— Task prompt —
The answer must be every line below that contains the string "Scan".

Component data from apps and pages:
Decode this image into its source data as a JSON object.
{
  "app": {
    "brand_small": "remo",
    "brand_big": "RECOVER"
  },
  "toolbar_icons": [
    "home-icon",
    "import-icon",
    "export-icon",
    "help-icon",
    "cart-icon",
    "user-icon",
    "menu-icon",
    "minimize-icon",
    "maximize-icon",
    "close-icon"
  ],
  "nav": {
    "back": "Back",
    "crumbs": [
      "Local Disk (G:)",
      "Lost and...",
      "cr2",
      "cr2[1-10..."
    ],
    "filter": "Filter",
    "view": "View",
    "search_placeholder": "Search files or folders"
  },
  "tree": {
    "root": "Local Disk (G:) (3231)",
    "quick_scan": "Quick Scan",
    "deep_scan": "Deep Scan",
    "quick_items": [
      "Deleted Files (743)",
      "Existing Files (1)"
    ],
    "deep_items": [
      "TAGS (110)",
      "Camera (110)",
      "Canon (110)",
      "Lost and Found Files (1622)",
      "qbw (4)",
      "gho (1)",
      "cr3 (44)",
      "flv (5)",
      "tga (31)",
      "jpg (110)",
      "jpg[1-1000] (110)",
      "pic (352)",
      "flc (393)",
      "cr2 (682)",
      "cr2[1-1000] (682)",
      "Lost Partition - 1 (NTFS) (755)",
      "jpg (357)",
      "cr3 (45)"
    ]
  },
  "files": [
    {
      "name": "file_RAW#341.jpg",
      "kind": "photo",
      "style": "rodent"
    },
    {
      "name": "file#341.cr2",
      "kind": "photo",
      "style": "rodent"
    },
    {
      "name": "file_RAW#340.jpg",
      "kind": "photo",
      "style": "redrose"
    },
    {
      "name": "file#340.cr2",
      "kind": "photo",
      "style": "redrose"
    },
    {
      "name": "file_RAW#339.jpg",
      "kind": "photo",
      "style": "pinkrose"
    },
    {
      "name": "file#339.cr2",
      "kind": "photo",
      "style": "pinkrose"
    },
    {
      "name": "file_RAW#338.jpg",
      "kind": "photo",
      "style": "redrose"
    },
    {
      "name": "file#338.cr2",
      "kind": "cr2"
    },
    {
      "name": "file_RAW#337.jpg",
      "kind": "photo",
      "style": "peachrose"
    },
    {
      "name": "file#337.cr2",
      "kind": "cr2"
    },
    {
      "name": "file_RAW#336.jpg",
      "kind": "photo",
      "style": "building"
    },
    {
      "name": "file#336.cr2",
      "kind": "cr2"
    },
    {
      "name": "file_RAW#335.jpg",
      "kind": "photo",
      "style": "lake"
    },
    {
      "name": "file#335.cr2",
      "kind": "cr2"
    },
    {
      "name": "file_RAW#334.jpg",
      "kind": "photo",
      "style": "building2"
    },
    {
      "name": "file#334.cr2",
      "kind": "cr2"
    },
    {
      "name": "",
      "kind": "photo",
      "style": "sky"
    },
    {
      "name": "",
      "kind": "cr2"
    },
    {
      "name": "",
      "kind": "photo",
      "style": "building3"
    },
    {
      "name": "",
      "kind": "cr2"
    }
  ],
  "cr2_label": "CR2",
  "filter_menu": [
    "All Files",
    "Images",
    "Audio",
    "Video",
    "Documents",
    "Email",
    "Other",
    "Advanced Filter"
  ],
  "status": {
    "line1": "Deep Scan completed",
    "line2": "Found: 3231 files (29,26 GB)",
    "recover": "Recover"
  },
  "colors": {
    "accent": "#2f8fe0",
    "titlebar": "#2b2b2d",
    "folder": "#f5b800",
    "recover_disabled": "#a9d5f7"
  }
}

— Problem solution —
    "quick_scan": "Quick Scan",
    "deep_scan": "Deep Scan",
    "line1": "Deep Scan completed",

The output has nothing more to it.